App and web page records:

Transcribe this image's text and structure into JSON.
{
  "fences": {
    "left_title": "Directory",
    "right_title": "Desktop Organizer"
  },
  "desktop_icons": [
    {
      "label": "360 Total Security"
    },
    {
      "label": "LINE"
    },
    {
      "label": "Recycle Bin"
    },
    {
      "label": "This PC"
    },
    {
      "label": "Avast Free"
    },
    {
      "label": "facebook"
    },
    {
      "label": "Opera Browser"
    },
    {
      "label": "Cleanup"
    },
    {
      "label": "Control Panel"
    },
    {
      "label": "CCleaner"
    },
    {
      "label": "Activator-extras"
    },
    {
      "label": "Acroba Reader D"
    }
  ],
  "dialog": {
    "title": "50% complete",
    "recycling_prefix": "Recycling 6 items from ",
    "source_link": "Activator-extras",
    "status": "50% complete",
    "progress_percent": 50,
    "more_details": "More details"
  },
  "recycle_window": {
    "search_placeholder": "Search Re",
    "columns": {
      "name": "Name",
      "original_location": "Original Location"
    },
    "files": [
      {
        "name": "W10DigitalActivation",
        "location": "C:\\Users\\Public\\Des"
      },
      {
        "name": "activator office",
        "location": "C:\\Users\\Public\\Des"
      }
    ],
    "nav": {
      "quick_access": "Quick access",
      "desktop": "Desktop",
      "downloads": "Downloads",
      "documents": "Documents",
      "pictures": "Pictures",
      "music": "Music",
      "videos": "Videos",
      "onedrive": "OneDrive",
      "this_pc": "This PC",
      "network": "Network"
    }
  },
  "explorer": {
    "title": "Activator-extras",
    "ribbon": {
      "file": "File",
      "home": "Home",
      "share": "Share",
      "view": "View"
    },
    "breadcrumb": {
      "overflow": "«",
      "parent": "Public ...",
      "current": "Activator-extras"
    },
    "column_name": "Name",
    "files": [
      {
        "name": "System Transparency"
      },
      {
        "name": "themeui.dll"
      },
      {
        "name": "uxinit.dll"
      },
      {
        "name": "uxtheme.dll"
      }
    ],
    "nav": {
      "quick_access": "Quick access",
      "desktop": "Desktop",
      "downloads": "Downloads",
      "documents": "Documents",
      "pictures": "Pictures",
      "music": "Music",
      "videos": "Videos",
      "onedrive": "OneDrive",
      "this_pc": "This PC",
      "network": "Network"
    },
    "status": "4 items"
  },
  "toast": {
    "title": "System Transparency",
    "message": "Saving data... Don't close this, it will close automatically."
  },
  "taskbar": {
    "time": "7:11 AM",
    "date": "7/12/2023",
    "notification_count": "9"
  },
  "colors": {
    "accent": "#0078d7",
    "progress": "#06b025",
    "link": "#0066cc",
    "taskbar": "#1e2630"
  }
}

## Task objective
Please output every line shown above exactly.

## Result for this task
Transcribe this image's text and structure into JSON.
{
  "fences": {
    "left_title": "Directory",
    "right_title": "Desktop Organizer"
  },
  "desktop_icons": [
    {
      "label": "360 Total Security"
    },
    {
      "label": "LINE"
    },
    {
      "label": "Recycle Bin"
    },
    {
      "label": "This PC"
    },
    {
      "label": "Avast Free"
    },
    {
      "label": "facebook"
    },
    {
      "label": "Opera Browser"
    },
    {
      "label": "Cleanup"
    },
    {
      "label": "Control Panel"
    },
    {
      "label": "CCleaner"
    },
    {
      "label": "Activator-extras"
    },
    {
      "label": "Acroba Reader D"
    }
  ],
  "dialog": {
    "title": "50% complete",
    "recycling_prefix": "Recycling 6 items from ",
    "source_link": "Activator-extras",
    "status": "50% complete",
    "progress_percent": 50,
    "more_details": "More details"
  },
  "recycle_window": {
    "search_placeholder": "Search Re",
    "columns": {
      "name": "Name",
      "original_location": "Original Location"
    },
    "files": [
      {
        "name": "W10DigitalActivation",
        "location": "C:\\Users\\Public\\Des"
      },
      {
        "name": "activator office",
        "location": "C:\\Users\\Public\\Des"
      }
    ],
    "nav": {
      "quick_access": "Quick access",
      "desktop": "Desktop",
      "downloads": "Downloads",
      "documents": "Documents",
      "pictures": "Pictures",
      "music": "Music",
      "videos": "Videos",
      "onedrive": "OneDrive",
      "this_pc": "This PC",
      "network": "Network"
    }
  },
  "explorer": {
    "title": "Activator-extras",
    "ribbon": {
      "file": "File",
      "home": "Home",
      "share": "Share",
      "view": "View"
    },
    "breadcrumb": {
      "overflow": "«",
      "parent": "Public ...",
      "current": "Activator-extras"
    },
    "column_name": "Name",
    "files": [
      {
        "name": "System Transparency"
      },
      {
        "name": "themeui.dll"
      },
      {
        "name": "uxinit.dll"
      },
      {
        "name": "uxtheme.dll"
      }
    ],
    "nav": {
      "quick_access": "Quick access",
      "desktop": "Desktop",
      "downloads": "Downloads",
      "documents": "Documents",
      "pictures": "Pictures",
      "music": "Music",
      "videos": "Videos",
      "onedrive": "OneDrive",
      "this_pc": "This PC",
      "network": "Network"
    },
    "status": "4 items"
  },
  "toast": {
    "title": "System Transparency",
    "message": "Saving data... Don't close this, it will close automatically."
  },
  "taskbar": {
    "time": "7:11 AM",
    "date": "7/12/2023",
    "notification_count": "9"
  },
  "colors": {
    "accent": "#0078d7",
    "progress": "#06b025",
    "link": "#0066cc",
    "taskbar": "#1e2630"
  }
}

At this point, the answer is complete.